The analysis also tracks inherited attributes that are supplied in remote productions when using tree sharing - see this page for more details.

Errors involving references

Accessing an inherited attribute on a reference that doesn’t have that attribute is an error - e.g. accessing env on a Decorated Expr with {}. The reference type should include the attribute (Decorated Expr with {env}). Similarly accessing a synthesized attribute that depends on such an inherited attribute is also an error.

If the reference type involves a polymorphic inherited (Decorated Expr with i), then you may need to add a minimum subset constraint to the function/production/instance ({env} subset i).

Conversely, taking an unbounded reference of type Decorated Expr with i is also a problem: we are saying we can produce a reference with any set of inherited attributes, but since we don’t know about all the attributes that might be demanded, we can’t possibly supply all of them.

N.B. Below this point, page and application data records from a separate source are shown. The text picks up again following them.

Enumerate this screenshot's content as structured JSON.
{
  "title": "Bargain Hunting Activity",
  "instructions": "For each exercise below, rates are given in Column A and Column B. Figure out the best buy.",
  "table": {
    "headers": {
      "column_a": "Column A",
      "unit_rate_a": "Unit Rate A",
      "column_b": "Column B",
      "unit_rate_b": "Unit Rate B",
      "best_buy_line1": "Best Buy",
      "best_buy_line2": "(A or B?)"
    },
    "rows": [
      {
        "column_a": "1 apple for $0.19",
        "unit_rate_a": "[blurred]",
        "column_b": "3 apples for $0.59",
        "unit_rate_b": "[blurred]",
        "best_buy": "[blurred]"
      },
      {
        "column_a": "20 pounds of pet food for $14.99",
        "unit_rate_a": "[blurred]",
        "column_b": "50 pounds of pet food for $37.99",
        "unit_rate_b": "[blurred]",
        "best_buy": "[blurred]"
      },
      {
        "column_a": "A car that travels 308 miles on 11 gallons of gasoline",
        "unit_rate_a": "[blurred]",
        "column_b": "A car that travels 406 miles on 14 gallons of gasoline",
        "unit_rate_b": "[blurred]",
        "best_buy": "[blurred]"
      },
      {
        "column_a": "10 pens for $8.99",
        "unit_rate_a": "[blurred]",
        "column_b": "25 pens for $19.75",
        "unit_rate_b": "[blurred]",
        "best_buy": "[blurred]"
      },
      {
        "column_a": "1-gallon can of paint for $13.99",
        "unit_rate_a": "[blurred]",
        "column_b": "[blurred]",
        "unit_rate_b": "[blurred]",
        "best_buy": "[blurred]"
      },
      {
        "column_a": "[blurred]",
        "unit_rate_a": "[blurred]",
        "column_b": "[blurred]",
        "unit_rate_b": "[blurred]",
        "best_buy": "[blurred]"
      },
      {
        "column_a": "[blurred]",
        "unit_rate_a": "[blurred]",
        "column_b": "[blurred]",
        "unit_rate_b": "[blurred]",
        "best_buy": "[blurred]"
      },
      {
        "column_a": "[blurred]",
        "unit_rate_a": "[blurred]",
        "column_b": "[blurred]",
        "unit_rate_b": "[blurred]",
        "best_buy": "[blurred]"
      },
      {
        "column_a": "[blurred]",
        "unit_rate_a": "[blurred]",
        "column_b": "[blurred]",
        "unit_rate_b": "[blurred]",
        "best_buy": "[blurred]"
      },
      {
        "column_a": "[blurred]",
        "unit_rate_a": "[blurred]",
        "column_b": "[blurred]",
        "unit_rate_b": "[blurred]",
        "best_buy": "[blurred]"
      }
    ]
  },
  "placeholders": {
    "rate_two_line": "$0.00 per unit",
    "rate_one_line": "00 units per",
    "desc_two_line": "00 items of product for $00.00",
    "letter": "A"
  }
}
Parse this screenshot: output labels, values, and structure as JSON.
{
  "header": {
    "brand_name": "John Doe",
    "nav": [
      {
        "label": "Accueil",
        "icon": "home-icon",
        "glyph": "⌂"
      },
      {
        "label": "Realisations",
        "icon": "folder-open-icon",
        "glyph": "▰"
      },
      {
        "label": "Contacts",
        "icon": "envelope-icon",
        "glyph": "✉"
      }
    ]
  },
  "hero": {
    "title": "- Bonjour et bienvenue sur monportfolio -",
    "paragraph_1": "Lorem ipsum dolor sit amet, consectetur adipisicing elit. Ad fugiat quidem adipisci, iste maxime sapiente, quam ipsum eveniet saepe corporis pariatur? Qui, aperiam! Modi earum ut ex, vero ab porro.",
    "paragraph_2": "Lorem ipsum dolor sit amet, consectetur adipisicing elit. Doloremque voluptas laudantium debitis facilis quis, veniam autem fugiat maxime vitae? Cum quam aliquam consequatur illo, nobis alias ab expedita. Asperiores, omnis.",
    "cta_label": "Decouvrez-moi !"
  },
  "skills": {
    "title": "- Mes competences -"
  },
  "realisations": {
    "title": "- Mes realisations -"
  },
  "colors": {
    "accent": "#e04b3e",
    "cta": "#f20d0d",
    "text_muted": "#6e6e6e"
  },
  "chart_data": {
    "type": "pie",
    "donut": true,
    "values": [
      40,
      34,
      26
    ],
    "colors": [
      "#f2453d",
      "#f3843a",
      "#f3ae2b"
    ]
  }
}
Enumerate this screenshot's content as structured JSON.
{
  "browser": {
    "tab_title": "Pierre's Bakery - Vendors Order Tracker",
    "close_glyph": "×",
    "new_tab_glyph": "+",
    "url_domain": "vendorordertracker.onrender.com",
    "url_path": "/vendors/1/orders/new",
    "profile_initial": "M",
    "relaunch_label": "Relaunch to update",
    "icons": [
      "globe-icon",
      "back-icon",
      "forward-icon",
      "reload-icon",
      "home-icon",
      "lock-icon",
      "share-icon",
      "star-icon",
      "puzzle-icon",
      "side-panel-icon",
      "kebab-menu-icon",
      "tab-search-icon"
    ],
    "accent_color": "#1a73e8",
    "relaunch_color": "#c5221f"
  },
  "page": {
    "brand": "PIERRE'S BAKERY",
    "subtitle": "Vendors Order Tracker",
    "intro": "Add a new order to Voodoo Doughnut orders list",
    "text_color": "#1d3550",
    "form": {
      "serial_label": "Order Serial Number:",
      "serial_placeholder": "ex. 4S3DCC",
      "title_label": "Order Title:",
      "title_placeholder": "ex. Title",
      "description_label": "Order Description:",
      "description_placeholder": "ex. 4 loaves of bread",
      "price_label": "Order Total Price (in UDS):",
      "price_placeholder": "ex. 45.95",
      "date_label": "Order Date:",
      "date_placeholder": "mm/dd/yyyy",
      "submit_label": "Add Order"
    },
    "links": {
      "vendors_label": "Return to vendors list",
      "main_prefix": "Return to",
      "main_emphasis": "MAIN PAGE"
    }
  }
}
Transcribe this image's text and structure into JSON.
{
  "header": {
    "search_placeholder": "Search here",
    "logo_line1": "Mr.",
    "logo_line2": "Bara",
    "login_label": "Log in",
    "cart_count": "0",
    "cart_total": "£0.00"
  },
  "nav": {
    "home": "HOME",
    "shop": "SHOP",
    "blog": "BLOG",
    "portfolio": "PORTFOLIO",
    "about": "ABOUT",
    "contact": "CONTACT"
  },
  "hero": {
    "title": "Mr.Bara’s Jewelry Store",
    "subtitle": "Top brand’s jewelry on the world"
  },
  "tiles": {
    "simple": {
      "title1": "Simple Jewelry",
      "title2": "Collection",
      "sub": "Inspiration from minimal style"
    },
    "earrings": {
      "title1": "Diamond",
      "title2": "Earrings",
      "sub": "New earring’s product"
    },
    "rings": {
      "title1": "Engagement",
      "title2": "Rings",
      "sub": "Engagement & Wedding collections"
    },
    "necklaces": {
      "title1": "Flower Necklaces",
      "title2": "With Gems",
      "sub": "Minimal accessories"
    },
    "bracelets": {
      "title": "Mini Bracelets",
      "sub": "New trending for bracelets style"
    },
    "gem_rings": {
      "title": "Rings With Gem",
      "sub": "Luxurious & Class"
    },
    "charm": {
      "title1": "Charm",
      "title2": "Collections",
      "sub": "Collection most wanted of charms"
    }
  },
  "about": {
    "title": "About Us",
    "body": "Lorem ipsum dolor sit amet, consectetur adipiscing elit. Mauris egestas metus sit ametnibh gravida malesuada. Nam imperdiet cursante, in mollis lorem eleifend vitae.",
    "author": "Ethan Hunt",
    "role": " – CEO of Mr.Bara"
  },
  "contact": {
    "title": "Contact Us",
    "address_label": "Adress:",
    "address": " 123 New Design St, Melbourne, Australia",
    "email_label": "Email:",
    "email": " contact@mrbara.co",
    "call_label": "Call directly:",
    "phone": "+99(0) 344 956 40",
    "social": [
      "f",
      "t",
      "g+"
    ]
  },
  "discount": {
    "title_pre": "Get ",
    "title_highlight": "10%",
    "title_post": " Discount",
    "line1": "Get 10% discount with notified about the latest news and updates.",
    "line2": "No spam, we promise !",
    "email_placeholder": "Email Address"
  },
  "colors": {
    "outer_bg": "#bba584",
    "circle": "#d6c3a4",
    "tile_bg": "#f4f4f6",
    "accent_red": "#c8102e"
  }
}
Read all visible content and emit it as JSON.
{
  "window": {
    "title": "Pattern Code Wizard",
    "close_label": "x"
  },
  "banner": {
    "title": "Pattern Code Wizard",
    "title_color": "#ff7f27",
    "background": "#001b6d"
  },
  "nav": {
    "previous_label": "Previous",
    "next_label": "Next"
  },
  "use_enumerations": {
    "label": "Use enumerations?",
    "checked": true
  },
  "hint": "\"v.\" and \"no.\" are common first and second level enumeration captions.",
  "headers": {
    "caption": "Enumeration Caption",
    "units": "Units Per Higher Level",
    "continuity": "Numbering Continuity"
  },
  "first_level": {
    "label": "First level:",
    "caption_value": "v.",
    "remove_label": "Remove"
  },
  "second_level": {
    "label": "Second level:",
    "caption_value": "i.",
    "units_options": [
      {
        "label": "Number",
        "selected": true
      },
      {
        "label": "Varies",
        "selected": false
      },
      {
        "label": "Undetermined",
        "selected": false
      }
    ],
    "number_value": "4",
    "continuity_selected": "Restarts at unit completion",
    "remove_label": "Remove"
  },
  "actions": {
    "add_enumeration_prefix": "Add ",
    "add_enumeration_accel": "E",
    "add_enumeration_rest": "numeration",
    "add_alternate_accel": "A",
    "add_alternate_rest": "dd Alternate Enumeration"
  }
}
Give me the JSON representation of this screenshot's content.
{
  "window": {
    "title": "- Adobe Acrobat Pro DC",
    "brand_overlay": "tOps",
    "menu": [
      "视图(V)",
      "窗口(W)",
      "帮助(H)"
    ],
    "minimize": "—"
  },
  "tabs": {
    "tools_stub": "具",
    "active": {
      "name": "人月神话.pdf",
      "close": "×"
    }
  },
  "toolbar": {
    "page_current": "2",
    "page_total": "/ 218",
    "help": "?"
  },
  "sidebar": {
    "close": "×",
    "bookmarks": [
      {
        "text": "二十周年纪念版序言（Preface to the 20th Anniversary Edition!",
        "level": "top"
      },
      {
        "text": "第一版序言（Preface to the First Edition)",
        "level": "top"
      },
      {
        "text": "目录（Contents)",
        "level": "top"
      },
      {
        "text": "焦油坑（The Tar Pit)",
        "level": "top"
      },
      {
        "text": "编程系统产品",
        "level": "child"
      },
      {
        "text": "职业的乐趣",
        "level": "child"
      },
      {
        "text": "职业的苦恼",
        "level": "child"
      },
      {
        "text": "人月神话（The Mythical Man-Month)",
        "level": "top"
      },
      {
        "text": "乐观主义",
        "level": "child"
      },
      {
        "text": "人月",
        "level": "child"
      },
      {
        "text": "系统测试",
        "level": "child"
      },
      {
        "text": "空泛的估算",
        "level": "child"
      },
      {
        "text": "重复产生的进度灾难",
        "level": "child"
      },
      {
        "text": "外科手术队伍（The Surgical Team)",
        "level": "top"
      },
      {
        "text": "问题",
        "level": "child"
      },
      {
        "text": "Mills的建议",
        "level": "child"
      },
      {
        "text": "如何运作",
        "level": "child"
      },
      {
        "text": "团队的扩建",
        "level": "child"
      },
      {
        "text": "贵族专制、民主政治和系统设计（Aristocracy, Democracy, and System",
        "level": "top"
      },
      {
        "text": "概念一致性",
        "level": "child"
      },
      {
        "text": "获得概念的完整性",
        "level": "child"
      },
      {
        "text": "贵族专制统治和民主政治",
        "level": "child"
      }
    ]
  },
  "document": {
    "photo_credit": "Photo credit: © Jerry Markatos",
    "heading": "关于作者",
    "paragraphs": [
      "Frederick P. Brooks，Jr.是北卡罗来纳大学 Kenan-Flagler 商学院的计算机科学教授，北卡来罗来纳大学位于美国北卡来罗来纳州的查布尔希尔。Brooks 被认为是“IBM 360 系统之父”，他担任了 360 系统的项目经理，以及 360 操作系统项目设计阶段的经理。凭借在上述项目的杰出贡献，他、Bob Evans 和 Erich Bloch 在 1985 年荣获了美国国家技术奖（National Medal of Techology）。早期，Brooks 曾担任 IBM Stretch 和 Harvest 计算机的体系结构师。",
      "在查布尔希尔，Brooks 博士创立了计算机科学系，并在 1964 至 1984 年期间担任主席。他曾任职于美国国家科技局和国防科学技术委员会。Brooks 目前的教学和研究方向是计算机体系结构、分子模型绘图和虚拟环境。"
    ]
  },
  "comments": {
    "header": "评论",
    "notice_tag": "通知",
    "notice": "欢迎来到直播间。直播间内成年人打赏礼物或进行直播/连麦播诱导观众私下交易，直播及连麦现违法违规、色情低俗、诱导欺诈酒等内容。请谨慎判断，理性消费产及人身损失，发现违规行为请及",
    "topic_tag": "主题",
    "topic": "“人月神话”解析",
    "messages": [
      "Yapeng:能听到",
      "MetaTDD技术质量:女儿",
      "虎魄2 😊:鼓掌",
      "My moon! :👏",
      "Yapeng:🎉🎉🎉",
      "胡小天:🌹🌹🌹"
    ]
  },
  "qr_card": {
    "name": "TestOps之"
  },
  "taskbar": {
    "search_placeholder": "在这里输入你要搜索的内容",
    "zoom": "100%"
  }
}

This can be solved with a maximum subset constraint that specifies what attributes are indeed available (i subset {env, attr1, attr2}).

Tracking down flow problems

Flow type errors have an annoying tendency to be non-local.

Invoking silver with the --dump-flow-graph flag can be helpful in trying to determine what’s going on. This generates two files. has flow type information for nonterminals, and has flow graph information for productions, with containing only immediate dependencies (i.e. unsolved graphs.) This latter might be useful occasionally in trying to track down the “culprits” causing unwanted dependencies.

I recommend trying to grep through these to find the information you want. For example, if you’re just trying to debug the flow type for forward equations, you can use:

egrep "(\{|\}|\"[A-Za-z:_0-9]*/forward\" ->)"

If you want to find all lines that are deps of synthesized equations only, us:

egrep -v ".*/.*/.*->"